> _PROBLEM DESCRIPTION_: List each line of the data that holds the string "PICKUP".

> _SUPPLIED DATA_:

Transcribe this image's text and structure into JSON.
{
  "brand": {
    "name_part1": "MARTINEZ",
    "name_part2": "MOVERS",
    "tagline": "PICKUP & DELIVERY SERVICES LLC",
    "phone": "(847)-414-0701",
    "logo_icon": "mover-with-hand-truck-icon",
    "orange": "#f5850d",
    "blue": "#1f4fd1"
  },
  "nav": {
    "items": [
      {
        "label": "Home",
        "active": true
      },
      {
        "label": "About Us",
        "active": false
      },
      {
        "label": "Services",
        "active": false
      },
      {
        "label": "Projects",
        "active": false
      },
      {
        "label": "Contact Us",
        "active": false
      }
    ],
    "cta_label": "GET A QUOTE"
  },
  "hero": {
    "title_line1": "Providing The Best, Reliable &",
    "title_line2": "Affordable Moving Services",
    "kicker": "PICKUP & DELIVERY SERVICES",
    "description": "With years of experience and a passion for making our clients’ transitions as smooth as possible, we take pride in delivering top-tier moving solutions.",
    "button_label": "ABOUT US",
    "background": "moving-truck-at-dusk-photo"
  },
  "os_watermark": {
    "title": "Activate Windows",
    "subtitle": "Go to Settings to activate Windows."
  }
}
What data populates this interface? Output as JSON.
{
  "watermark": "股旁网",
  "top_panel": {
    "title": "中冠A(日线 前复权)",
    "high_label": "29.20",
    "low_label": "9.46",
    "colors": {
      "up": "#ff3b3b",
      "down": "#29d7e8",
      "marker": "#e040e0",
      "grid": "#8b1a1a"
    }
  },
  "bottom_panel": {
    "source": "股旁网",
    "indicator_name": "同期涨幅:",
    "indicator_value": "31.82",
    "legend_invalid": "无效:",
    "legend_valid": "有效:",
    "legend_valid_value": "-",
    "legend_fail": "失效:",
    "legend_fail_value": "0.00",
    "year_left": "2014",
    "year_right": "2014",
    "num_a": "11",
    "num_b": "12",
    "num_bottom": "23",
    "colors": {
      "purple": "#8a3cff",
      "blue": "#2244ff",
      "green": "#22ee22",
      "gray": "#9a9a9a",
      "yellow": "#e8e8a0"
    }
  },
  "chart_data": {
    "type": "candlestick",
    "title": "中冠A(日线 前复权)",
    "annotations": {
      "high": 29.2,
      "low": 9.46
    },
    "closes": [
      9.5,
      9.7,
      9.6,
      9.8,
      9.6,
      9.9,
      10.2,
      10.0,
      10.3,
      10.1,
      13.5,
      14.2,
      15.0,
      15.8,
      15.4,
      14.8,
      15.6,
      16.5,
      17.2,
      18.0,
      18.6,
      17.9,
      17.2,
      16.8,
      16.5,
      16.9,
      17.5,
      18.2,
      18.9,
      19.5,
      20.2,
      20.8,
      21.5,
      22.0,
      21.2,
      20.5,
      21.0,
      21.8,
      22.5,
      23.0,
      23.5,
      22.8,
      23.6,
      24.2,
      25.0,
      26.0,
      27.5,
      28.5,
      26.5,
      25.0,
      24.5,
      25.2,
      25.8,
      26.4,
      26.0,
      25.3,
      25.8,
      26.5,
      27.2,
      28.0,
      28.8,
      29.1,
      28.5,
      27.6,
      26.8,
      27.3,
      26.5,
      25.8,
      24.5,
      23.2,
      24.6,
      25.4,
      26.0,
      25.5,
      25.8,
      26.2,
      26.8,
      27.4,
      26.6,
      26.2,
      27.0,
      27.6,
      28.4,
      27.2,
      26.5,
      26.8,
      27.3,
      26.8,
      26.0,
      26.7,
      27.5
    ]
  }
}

> _SOLVED EXERCISE_:
    "tagline": "PICKUP & DELIVERY SERVICES LLC",
    "kicker": "PICKUP & DELIVERY SERVICES",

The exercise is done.